While just a tiny island of 1,981 square miles with a population slightly larger than 1.3m, Trinidad and Tobago produces high levels of greenhouse gas emissions. Our 2018 emissions of 22,900 kt of CO2 (according to the World Bank), for instance, was more than that of countries like Croatia and Panama, with populations of around 4 million and more than Barbados, which produced just 3,790 kt of CO2 in 2018.
As a result of greenhouse gasses trapping heat, the international community has realised that man-made gasses has caused changes to the climate. If nothing is done to curb their continued effect on the environment, it is estimated that our food supply, weather, oceans and land masses will all be negatively affected.
June 1992 saw the creation of the Earth Summit (aka the Rio Summit), which brought together members of over 150 countries in an effort to achieve sustainable development through cooperation. At this summit T&T signed the United Nations Framework Convention on Climate Change, which was drafted with the intent of stabilising the concentration of atmospheric greenhouse gasses at levels that prevent dangerous impact on the Earth’s climate. Our commitment to this framework included such actions as:
Creation of an inventory of greenhouse gas emissions
An action plan to mitigate the effects of climate change
Promotion of and cooperation in the application and diffusion of technologies related to sustainable development
Promotion of sustainable management
Preparation for adaptation to the impacts of climate change
Increase public awareness, education and training on this issue
In 2015, Trinidad and Tobago followed our participation in the Rio Summit with attendance at and signing of the Paris Agreement. This legally binding international treaty was adopted by 196 countries, with its goal being to strengthen response to climate change and limit global warming to below 2, preferably 1.5 degrees Celsius, compared to pre-industrial levels.
In addition to our involvement in these summits, we are also signatory to the United Nations Convention to Combat Desertification, which stands as the only legally binding international agreement linking environment and development to sustainable land management. Simply put, desertification describes the irreversible transformation of fertile land to infertile land – when land, within a human time-span, becomes no longer able to support the same plant growth it has previously. Drought, overgrazing, fire and deforestation are all major instigators of desertification.
The UNCCD therefore has 2 objectives:
Provide scientifically justifiable solutions to land degradation
Improve the integrity or condition of degraded areas
T&T’s participation in the UNCCD include a few obligations to address desertification, including:
Collect, analyse and exchange information with international partners
Work together with said international partners on strategies to combat desertification,
Ensure adequate financial resources are available for programmes

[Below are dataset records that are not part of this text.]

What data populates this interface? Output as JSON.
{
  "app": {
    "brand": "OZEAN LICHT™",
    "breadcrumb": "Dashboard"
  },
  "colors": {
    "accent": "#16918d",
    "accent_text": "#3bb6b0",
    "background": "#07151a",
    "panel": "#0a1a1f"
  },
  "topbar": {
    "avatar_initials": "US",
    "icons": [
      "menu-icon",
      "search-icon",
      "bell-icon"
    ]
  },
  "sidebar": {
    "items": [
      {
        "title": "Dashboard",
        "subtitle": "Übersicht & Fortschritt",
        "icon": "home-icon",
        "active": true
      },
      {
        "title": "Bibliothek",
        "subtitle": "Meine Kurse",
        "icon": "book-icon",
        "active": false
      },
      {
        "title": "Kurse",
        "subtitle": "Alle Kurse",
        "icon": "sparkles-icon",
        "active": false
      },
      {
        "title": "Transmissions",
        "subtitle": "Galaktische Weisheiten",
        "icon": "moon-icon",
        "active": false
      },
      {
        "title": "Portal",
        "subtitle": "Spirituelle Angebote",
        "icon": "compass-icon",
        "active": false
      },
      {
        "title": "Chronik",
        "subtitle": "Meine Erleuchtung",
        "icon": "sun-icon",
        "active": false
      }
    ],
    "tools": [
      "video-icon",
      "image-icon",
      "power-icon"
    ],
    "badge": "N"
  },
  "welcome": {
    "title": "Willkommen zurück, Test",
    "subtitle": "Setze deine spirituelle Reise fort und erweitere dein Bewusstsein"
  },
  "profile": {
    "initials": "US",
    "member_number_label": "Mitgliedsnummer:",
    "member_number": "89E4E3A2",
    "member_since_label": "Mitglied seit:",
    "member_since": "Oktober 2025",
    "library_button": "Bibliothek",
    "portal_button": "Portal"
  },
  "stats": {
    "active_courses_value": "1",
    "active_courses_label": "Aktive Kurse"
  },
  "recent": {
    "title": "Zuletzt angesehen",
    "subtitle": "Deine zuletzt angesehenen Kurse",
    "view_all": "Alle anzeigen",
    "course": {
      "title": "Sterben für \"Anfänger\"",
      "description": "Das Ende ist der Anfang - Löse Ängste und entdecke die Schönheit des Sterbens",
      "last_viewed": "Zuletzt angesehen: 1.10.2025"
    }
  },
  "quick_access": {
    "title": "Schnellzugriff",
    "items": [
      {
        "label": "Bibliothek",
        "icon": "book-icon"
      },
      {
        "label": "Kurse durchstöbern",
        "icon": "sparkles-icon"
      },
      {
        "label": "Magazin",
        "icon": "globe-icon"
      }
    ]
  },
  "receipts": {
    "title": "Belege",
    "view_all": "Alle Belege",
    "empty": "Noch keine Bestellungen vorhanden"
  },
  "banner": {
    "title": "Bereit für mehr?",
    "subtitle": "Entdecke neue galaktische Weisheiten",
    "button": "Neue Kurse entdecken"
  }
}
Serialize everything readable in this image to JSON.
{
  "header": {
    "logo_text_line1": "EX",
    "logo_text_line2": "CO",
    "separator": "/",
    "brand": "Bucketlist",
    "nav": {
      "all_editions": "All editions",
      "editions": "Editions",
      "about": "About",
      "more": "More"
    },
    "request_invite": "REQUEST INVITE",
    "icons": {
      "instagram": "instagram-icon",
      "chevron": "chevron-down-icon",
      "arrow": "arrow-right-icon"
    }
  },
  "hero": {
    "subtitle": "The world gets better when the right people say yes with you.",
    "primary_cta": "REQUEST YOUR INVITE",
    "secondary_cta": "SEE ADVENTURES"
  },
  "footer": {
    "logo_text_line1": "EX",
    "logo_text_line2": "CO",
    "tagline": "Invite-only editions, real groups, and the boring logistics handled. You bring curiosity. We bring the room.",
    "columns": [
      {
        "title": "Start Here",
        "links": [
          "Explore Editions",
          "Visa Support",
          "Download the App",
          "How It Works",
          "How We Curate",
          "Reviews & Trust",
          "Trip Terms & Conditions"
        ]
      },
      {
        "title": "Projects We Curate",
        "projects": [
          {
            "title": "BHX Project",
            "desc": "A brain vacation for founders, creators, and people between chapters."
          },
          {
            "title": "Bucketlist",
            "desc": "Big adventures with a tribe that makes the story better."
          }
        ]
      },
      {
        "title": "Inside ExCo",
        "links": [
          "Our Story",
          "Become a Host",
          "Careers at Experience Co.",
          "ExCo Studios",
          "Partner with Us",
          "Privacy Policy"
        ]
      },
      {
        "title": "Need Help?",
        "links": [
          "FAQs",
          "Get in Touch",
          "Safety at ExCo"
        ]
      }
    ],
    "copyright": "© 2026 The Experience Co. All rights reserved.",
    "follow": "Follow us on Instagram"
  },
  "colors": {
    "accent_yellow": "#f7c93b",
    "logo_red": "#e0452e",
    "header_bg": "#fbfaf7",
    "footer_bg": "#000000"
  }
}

Develop a national action programme based on guidance from the convention
Give regular reports on the efforts taken
According to Julius Smith, Environmental Biologist in the Ministry of Planning and Development, “The national action programme is intended to be a guide across a range of issues. It lists major stakeholders, their roles, the issues involved in sustainable land management and outlines the agreed strategy for sustainable land management as well as land degradation neutrality.”
Basically then, it outlines the strategies to tackle desertification, who should be involved and what they should be doing about the issue.
For updated information on these and other environmental issues and activities in T&T, you can join the MEA Focal Point network by completing the Google Form found on the Environmental Policy and Planning Division TT Instagram and Facebook pages.